"I don't think there are any signs Japan will change its interest in supporting civilian R&D," says Dr. Harris, who believes the effort has been largely successful.
But not all MITI efforts have been winners. In 1981, the agency began an effort to develop a "fifth generation" computer, which was supposed to be able to think. Over 10 years, eight companies worked in a brand new government laboratory. Analysts say the project did not produce any new fundamental technical advances or marketable products.
Yet there may have been a silver lining in the failure. Like many of MITI's projects today, the computing involved a public-private partnership of many companies. "It did cause the industry to do some coordination, they all learned at the same rate and they did not spend money separately to find out something was not going to work," says Jan Herring, vice president for business intelligence and strategy at the Futures Group in Glastonbury, Conn. Europe
In 1986, the European Community (EC) began a $740 million effort
to set the standards for high-definition TV. In February it abandoned the project.
To some analysts, the failure symbolizes Europe's difficulties in translating science into technology. "It's been a bottom-up kind of approach to try to make Europe competitive in technology. It just has not been successful since it has had the flaw of trying to pick winners in technologies," Mr. Herring says.
In a document issued last October, the EC itself admitted an "essential weakness of the European research system," including a lack of investment in industrial research and the inability of businesses to convert scientific and technological breakthroughs into commercial success.
The document proposed concentrating its efforts for 1994-98 on a small number of key technologies. The program, said the report, should be guided by "continuity and novelty."
There is certainly a fair amount of novelty. The proposal suggests using science and technology "in the struggle against social exclusion," looking at how science and technology relates to the urban environment, and researching ways to preserve European cultural heritage.
The program, to be finalized in June, has already become a target. In an April 14 report the European Policy Forum, a London think tank, said the EC was using technology policy "more as a political chess piece in a game of industrial subsidy than a means of strengthening Europe's base in science and engineering."
Walter Hirche, economic affairs minister in Brandenburg state, Germany, wants to encourage universities to have a closer relationship with the corporate world. "There is no concept of how to profit or make profitable the tax money in the institution." Australia
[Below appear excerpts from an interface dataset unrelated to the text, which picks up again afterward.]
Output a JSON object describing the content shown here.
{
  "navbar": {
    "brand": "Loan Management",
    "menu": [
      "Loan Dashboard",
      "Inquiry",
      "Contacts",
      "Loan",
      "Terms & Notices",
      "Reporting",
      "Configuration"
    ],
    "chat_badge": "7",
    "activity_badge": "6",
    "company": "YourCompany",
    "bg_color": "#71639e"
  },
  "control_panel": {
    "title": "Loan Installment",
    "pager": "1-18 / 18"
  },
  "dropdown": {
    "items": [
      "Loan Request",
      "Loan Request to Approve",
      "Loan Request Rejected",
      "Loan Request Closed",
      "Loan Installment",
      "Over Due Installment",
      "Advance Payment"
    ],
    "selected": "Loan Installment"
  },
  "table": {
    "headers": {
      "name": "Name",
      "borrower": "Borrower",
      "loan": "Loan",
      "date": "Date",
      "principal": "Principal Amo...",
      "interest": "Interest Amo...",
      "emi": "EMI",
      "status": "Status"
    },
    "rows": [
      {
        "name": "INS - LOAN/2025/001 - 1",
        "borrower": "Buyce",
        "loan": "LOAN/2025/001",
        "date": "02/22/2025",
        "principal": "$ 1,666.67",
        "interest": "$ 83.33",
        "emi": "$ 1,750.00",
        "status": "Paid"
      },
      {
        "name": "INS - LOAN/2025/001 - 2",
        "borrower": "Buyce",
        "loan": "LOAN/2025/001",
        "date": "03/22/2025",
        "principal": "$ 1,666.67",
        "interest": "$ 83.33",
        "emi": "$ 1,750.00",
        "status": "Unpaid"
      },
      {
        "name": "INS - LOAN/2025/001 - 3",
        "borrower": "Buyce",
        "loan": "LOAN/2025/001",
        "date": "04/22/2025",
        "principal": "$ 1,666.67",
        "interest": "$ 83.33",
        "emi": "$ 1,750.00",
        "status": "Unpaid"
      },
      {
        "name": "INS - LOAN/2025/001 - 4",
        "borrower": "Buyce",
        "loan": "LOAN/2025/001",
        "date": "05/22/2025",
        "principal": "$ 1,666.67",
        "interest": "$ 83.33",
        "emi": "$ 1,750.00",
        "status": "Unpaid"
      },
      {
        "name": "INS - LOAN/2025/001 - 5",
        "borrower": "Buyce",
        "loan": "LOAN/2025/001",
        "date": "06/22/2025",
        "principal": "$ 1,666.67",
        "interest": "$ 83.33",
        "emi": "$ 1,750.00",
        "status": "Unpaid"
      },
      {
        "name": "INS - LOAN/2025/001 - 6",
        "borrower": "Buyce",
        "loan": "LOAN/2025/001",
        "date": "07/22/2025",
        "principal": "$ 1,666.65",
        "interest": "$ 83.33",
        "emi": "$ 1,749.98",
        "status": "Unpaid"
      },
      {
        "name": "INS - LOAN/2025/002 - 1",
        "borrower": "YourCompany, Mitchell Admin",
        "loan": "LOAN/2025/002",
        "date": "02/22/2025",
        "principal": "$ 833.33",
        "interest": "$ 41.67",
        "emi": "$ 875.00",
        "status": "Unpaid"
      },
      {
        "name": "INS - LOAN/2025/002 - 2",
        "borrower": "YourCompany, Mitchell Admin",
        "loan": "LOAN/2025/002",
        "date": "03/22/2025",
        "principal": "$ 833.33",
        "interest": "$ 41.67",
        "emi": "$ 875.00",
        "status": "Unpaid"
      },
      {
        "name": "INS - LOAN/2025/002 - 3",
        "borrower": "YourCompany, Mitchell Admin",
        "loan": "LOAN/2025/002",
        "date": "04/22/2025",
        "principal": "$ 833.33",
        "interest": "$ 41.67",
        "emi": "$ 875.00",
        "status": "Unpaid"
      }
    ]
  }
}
Isolated people in the bush will soon be able be able to connect with fellow Australians via a satellite-based mobile phone system - the first in the world. Meanwhile, an Australian microwave guidance system helps airplanes land on the country's runways.
These are two of many innovations developed in cooperative ventures between the government, scientific research organizations, and industry.
As a country with an commodity-based economy, Australia has not had much money for R&D. The private sector has one of the lowest rates of R&D investment among industrial nations. So the government promotes research activity through several programs, including:
The Commonwealth Scientific and Industry Research Organization. Funded 70-percent by government, CSIRO conducts research projects with industrial partners.
The Generic Industry Research and Development Scheme. A company with an idea it wants to develop links up with a university or CSIRO and then applies for a government grant.
Cooperative research centers. University campuses are home to 50 of these focused research bodies, which collaborate with industry on research in the natural sciences and engineering.
In addition the government provides a 150-percent tax incentive for R&D investment.
Foreign firms operating here must contribute to the process by signing agreements with the government to set up local R&D and to export out of Australia. The latest deal, signed April 20, is with Taiwan's Acer Inc., one of the top 10 personal-computer manufacturers. The four-year agreement is part of a program aimed at expanding Australia's information-technology industry.